§ **EXTRACTED ENTRIES**
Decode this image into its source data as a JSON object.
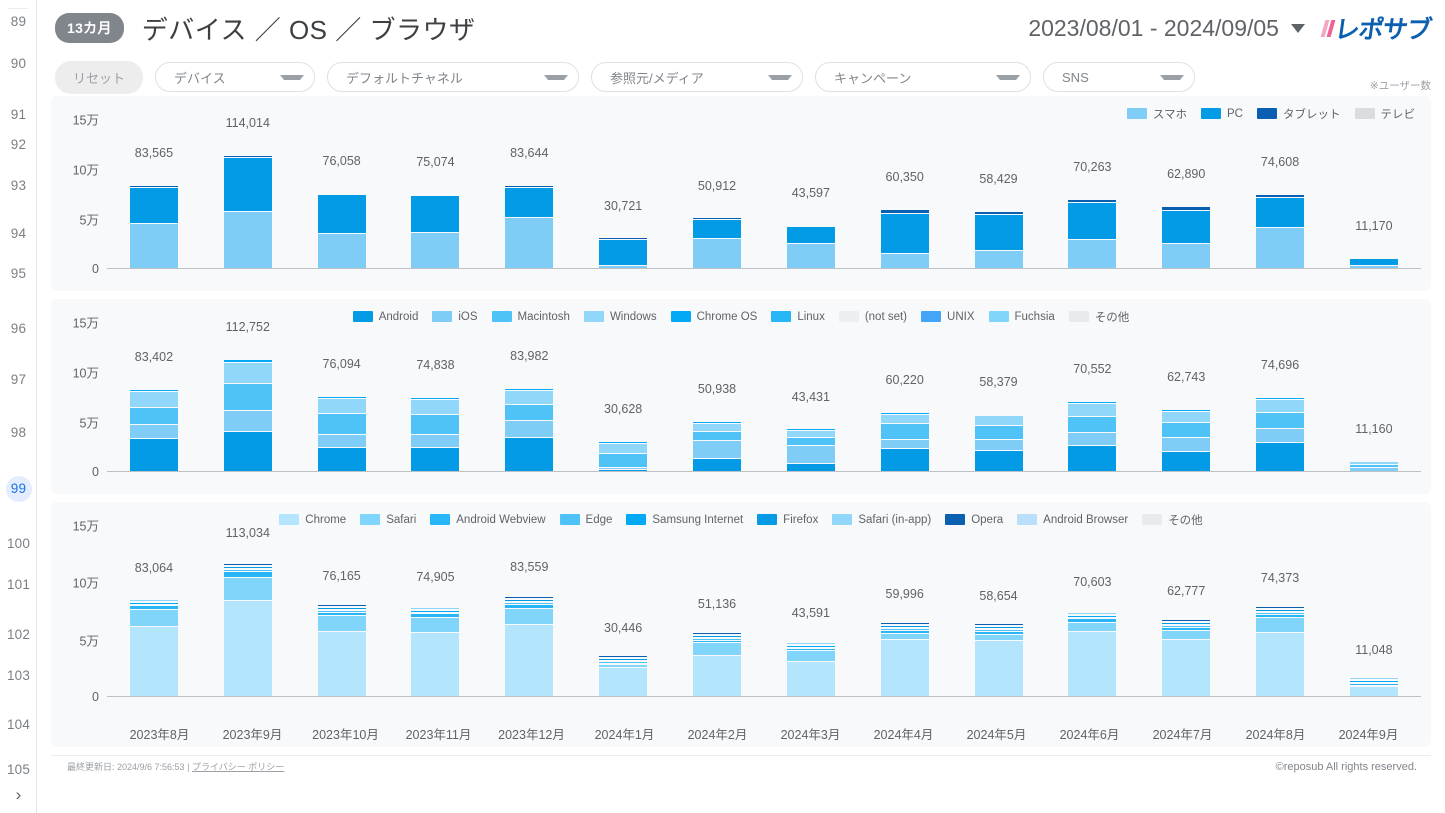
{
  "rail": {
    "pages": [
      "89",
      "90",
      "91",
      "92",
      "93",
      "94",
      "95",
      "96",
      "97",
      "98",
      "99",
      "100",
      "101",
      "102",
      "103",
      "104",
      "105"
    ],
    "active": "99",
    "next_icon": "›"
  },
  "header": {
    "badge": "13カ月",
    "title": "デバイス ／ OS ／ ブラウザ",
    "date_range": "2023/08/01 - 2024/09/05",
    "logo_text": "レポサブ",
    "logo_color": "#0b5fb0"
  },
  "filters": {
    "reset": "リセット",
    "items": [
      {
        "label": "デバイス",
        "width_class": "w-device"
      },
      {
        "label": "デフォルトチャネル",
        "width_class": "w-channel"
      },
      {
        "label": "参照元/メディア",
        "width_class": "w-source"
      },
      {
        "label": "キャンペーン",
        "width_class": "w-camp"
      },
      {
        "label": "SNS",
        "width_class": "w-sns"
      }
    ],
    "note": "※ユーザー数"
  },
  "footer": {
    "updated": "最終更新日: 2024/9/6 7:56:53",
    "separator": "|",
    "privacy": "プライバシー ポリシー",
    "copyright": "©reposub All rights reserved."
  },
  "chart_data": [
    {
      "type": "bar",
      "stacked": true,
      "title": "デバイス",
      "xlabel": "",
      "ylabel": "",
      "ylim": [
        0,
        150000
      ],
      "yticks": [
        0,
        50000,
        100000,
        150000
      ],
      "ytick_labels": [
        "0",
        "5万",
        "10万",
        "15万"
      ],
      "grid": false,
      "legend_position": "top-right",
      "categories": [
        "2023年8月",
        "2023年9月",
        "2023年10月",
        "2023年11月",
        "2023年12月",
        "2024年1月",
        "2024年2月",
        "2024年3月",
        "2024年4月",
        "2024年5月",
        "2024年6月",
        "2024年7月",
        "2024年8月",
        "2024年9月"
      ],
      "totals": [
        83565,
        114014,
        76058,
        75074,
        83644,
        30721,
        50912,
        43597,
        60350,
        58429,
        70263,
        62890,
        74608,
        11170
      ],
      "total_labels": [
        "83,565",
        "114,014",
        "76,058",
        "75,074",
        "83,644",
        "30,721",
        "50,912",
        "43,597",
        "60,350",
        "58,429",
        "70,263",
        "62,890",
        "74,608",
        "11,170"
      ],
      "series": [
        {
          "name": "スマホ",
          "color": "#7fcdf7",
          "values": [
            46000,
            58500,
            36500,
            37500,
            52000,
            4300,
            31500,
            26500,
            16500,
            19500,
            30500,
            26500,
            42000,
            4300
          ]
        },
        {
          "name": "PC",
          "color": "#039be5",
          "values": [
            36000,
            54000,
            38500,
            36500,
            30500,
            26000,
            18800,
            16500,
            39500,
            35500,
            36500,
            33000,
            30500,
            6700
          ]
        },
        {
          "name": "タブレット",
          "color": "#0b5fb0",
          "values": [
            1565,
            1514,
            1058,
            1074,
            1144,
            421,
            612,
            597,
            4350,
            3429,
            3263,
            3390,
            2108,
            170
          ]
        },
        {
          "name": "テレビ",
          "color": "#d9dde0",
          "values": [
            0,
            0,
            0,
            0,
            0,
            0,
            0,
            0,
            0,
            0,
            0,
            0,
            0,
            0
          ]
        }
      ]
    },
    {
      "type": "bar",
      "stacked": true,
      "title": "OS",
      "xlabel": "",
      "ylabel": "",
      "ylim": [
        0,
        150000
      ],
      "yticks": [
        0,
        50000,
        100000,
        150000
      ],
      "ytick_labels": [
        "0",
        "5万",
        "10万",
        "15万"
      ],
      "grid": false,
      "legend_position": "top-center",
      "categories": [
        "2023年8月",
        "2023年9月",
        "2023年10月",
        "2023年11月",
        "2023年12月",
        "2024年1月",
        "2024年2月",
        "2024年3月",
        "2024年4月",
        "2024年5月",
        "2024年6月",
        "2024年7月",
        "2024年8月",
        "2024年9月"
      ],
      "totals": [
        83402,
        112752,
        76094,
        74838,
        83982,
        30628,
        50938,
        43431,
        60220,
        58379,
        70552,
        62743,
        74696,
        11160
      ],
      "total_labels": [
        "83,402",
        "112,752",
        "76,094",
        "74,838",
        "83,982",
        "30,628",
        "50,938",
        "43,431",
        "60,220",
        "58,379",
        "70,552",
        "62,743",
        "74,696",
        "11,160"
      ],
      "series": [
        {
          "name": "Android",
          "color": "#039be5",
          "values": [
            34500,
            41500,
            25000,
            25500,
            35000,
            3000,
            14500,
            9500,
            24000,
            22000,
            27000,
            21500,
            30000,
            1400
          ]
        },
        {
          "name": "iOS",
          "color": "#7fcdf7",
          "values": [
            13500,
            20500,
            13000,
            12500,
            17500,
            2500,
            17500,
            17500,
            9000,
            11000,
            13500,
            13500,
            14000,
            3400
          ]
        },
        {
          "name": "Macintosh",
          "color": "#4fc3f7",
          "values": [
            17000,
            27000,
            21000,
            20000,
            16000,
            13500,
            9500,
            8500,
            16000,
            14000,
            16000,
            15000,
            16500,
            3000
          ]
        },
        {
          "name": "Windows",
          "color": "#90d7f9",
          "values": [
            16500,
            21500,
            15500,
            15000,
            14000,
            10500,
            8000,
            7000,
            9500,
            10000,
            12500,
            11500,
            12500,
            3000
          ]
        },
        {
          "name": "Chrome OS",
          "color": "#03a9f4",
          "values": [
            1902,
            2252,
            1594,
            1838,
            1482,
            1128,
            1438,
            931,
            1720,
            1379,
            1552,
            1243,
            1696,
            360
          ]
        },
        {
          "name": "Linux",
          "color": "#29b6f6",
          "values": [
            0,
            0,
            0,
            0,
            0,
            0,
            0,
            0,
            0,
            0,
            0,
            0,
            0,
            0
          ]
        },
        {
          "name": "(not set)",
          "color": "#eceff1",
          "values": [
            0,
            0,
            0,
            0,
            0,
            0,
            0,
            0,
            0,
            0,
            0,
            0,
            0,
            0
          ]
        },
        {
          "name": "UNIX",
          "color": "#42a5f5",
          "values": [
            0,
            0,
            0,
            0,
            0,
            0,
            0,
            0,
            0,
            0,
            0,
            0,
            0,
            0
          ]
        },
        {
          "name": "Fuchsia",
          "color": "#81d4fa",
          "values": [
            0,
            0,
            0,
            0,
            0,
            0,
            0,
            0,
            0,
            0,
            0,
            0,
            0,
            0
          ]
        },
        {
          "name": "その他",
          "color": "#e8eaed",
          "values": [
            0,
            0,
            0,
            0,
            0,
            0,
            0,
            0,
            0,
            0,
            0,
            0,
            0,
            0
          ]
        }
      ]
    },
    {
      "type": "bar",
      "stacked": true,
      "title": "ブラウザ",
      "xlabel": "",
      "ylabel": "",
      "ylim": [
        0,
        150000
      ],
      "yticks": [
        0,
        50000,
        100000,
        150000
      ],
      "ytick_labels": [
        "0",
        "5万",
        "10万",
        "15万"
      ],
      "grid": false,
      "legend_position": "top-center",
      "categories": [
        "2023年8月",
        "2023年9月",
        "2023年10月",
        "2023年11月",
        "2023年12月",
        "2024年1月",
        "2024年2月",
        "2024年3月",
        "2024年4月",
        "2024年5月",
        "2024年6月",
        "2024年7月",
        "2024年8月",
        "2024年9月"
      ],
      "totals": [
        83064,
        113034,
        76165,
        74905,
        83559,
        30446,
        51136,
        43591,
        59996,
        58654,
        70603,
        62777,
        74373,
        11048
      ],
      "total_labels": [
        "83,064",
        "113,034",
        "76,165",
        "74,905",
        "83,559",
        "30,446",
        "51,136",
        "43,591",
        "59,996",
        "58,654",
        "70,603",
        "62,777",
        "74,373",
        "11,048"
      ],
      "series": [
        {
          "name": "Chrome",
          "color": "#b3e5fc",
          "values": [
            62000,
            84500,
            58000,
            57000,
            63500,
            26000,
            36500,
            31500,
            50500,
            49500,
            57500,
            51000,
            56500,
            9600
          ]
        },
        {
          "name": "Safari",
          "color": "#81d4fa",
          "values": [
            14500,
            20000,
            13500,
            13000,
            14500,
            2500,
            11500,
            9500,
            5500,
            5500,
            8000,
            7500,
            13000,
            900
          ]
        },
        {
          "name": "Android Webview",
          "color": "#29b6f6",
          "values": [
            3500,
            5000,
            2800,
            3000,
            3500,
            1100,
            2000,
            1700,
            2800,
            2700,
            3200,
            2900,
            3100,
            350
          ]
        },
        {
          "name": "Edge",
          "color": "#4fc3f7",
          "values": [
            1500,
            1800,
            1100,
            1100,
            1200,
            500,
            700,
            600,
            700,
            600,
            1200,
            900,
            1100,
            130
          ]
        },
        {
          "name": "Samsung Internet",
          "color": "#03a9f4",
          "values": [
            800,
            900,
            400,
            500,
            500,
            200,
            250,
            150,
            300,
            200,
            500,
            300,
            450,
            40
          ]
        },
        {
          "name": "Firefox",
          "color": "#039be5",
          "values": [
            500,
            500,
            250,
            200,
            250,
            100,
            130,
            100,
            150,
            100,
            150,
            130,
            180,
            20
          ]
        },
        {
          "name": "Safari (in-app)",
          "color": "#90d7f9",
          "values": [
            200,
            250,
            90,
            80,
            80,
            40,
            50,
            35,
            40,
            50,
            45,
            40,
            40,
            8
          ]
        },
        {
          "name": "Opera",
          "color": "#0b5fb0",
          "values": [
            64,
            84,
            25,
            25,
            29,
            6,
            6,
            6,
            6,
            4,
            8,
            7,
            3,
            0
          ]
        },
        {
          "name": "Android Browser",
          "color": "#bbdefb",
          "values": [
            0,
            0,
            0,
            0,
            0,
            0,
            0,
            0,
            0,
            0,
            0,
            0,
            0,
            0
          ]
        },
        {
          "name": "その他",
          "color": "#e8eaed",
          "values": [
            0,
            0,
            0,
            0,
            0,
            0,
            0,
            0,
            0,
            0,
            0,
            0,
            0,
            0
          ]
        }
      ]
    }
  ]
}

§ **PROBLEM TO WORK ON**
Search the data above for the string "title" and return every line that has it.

§ **FINISHED TASK**
    "title": "デバイス ／ OS ／ ブラウザ",
      "title": "デバイス",
      "title": "OS",
      "title": "ブラウザ",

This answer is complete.